How Real Estate Investors Can Survive a Market Downturn
Six steps to stabilize your portfolio and protect your investments in a fluctuating real estate market.
When COVID-19 shut down much of the world in early 2020, the S&P 500 began a 34-percent plummet. Given the widespread impact of the virus, a significant drop was to be expected. Less expected, however, was the speed of the following recovery.
In just six months, the S&P 500 recovered most of its losses and more. This turnaround was one the fastest in history, bolstered by government programs that helped individuals and businesses to stay afloat during lockdowns.
While a real estate market crash is not inevitable, 2022 could see a slowdown in growth. As an investor, it’s important to prepare for what comes next.
Steps to Survive a Market Downturn
When the Fed announced a series of planned interest rate increases aimed at slowing down inflation, investors shuddered. After all, low rates have allowed first-time investors to enter the real estate market and veteran investors to rapidly expand their portfolios. With interest rates going up, housing stocks shrinking, and prices rising, it seems likely the market will experience a correction.

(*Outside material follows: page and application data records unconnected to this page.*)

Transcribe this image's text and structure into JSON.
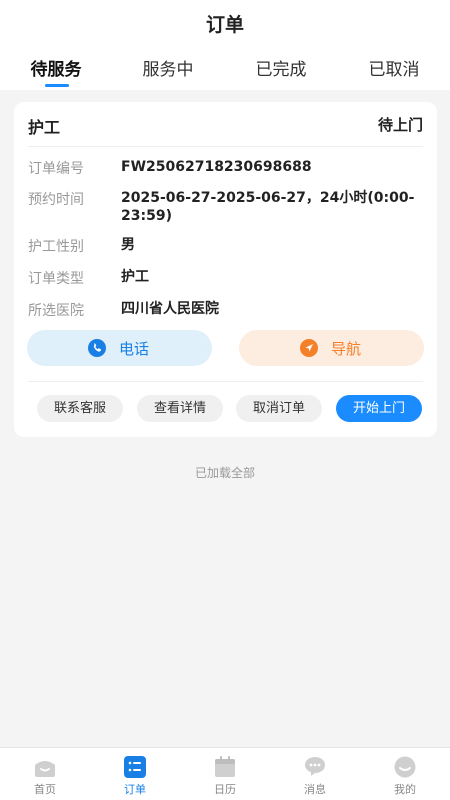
{
  "header": {
    "title": "订单"
  },
  "tabs": [
    {
      "label": "待服务",
      "active": true
    },
    {
      "label": "服务中",
      "active": false
    },
    {
      "label": "已完成",
      "active": false
    },
    {
      "label": "已取消",
      "active": false
    }
  ],
  "order": {
    "type": "护工",
    "status": "待上门",
    "fields": [
      {
        "label": "订单编号",
        "value": "FW25062718230698688"
      },
      {
        "label": "预约时间",
        "value": "2025-06-27-2025-06-27，24小时(0:00-23:59)"
      },
      {
        "label": "护工性别",
        "value": "男"
      },
      {
        "label": "订单类型",
        "value": "护工"
      },
      {
        "label": "所选医院",
        "value": "四川省人民医院"
      }
    ],
    "call_label": "电话",
    "navigate_label": "导航",
    "actions": [
      "联系客服",
      "查看详情",
      "取消订单",
      "开始上门"
    ]
  },
  "list_footer": "已加载全部",
  "bottom_nav": [
    {
      "label": "首页",
      "icon": "home-icon",
      "active": false
    },
    {
      "label": "订单",
      "icon": "order-list-icon",
      "active": true
    },
    {
      "label": "日历",
      "icon": "calendar-icon",
      "active": false
    },
    {
      "label": "消息",
      "icon": "message-icon",
      "active": false
    },
    {
      "label": "我的",
      "icon": "profile-icon",
      "active": false
    }
  ],
  "colors": {
    "accent": "#1a8cff",
    "call": "#1a7fe5",
    "navigate": "#f5802a",
    "background": "#f4f4f4"
  }
}
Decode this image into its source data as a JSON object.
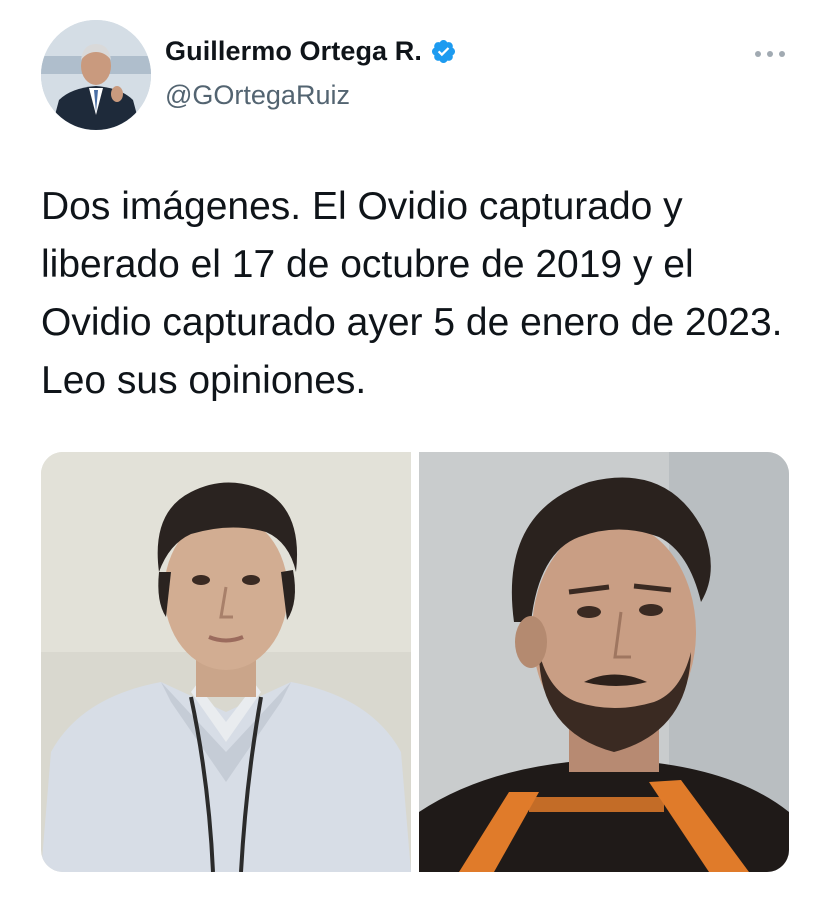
{
  "author": {
    "display_name": "Guillermo Ortega R.",
    "handle": "@GOrtegaRuiz",
    "verified": true,
    "avatar_icon": "profile-photo"
  },
  "tweet": {
    "text": "Dos imágenes. El Ovidio capturado y liberado el 17 de octubre de 2019 y el Ovidio capturado ayer 5 de enero de 2023. Leo sus opiniones."
  },
  "media": {
    "photos": [
      {
        "icon": "photo-man-light-shirt"
      },
      {
        "icon": "photo-man-bearded-orange-stripes"
      }
    ]
  },
  "colors": {
    "text": "#0f1419",
    "secondary": "#536471",
    "verified_badge": "#1d9bf0",
    "more_dots": "#a1aab2"
  }
}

But preparing for a downturn is possible. For real estate in particular, there are six steps you can take to protect your investments and come out the other side stronger than before.
1. Plan for Worst-Case Scenarios
Start by figuring out where you would be if every tenant at each of your properties paid rent 30 days late. Go one step further, and calculate what would happen at 60 days or 90 days.
While you’re at it, imagine that your property occupancy rates dropped by 10, 20, or even 30 percent. Envision what would happen if the value of your property dropped dramatically.
While this might seem pessimistic, looking ahead to the worst-case scenario for your real estate investments can help you develop a plan to handle it.
2. Get a Grip on Expenses
There are two types of expenses: fixed, and variable. Fixed expenses are unchanging, and unlikely to be affected by a real estate market surge or a real estate market downturn.
They include things like:
- Routine repairs
- Property tax
- Mortgage payments
Variable expenses can include improvements on properties that are unrelated to regular maintenance. Looking ahead to a market downturn, evaluate which improvements will give you the best ROI — and which can wait.
3. Cultivate Better Relationships with Tenants
The heart of your real estate investment isn’t the property you buy — it’s the tenants inside.
Don’t let worrying about money cloud the fact that real estate is, at its core, about people. Cultivating better relationships with tenants is key when the market gets tough. This starts with improved tenant screening, keeping your properties in good shape (even when the rent is late), and working with tenants who are struggling.
4. Stay Focused on your Goals
You got into real estate investment for a reason. Hopefully, you laid out both short- and long-term goals before you got started. A market downturn is a good time to revisit those goals and make sure you’re making decisions aligned with your objectives.
- Is your portfolio as diverse as you’d like?
- Are your properties performing well historically?
- If you’re looking at potential purchases, are you compromising or sticking to your investment criteria?
- Is there another investment space you can move into (e.g., FSBO properties)?
- If you’ve liquidated a property, can you use a 1031 exchange to defer taxes?
If you haven’t taken the time to outline clear goals, use a potential market downturn as a time to look ahead with a clear plan.
5. Build Up a Cash Reserve or Open a Line of Credit
Even with perfect planning, you may find yourself in need of quick cash. Building up a cash reserve is the real estate investment equivalent of making hay while the sun shines.
Consider the following actions to help ensure easy access to the funds you need:
- Open a line of credit on a property
- Delay a major purchase and store the cash
- Sensibly liquidate a property (before the market drops)
6. Don’t Panic
Panicked investors may be tempted to liquidate their portfolios, unloading stocks and properties before they lose a penny of profits.
Resist this urge. With housing starts and construction permits up heading into 2022 and home prices still on the rise, it’s wise to sit tight to see what happens. While strategically unloading poorly performing properties or other investments can free up cash, history shows us gradual corrections are more likely than disastrous downturns.
Stay informed, and don’t make hasty decisions.
Good News Going Forward
The good news is that even in some of the worst financial crashes, real estate remains remarkably stable. Taking these six steps can help stabilize your portfolio and protect you from whatever the future holds.
Luke Babich is the Co-Founder of Clever Real Estate, a real estate education platform committed to helping home buyers, sellers and investors make smarter financial decisions. Luke is a licensed real estate agent in the State of Missouri and his research and insights have been featured on BiggerPockets, Inman, the LA Times, and more.